REQUIRED WORK |
Each record below should be set down exactly.

RECORD EXCERPTS |
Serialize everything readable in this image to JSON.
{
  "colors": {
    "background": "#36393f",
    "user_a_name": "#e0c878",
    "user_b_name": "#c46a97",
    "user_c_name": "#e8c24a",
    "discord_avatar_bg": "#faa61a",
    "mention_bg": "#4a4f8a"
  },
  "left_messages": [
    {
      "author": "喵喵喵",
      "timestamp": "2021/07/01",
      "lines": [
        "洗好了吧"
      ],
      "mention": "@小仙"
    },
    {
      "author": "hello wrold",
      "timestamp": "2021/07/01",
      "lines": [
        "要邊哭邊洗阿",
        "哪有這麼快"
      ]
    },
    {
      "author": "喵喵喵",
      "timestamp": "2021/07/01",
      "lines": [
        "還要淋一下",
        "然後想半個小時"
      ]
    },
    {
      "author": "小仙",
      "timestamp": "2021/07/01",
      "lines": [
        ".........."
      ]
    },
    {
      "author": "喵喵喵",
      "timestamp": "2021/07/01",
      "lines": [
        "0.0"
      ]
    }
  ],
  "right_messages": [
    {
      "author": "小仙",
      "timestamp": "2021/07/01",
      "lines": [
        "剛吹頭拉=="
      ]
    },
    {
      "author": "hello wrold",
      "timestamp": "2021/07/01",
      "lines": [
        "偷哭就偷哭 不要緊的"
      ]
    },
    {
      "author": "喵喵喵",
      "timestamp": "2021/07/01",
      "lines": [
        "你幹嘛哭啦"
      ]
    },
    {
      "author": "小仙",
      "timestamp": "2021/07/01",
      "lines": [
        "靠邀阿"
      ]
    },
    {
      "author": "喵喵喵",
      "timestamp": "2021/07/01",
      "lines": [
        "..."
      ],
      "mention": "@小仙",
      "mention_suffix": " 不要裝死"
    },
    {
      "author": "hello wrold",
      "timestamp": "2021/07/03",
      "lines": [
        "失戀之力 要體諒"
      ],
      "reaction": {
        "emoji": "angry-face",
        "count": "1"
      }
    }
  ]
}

WRITTEN RESPONSE |
Serialize everything readable in this image to JSON.
{
  "colors": {
    "background": "#36393f",
    "user_a_name": "#e0c878",
    "user_b_name": "#c46a97",
    "user_c_name": "#e8c24a",
    "discord_avatar_bg": "#faa61a",
    "mention_bg": "#4a4f8a"
  },
  "left_messages": [
    {
      "author": "喵喵喵",
      "timestamp": "2021/07/01",
      "lines": [
        "洗好了吧"
      ],
      "mention": "@小仙"
    },
    {
      "author": "hello wrold",
      "timestamp": "2021/07/01",
      "lines": [
        "要邊哭邊洗阿",
        "哪有這麼快"
      ]
    },
    {
      "author": "喵喵喵",
      "timestamp": "2021/07/01",
      "lines": [
        "還要淋一下",
        "然後想半個小時"
      ]
    },
    {
      "author": "小仙",
      "timestamp": "2021/07/01",
      "lines": [
        ".........."
      ]
    },
    {
      "author": "喵喵喵",
      "timestamp": "2021/07/01",
      "lines": [
        "0.0"
      ]
    }
  ],
  "right_messages": [
    {
      "author": "小仙",
      "timestamp": "2021/07/01",
      "lines": [
        "剛吹頭拉=="
      ]
    },
    {
      "author": "hello wrold",
      "timestamp": "2021/07/01",
      "lines": [
        "偷哭就偷哭 不要緊的"
      ]
    },
    {
      "author": "喵喵喵",
      "timestamp": "2021/07/01",
      "lines": [
        "你幹嘛哭啦"
      ]
    },
    {
      "author": "小仙",
      "timestamp": "2021/07/01",
      "lines": [
        "靠邀阿"
      ]
    },
    {
      "author": "喵喵喵",
      "timestamp": "2021/07/01",
      "lines": [
        "..."
      ],
      "mention": "@小仙",
      "mention_suffix": " 不要裝死"
    },
    {
      "author": "hello wrold",
      "timestamp": "2021/07/03",
      "lines": [
        "失戀之力 要體諒"
      ],
      "reaction": {
        "emoji": "angry-face",
        "count": "1"
      }
    }
  ]
}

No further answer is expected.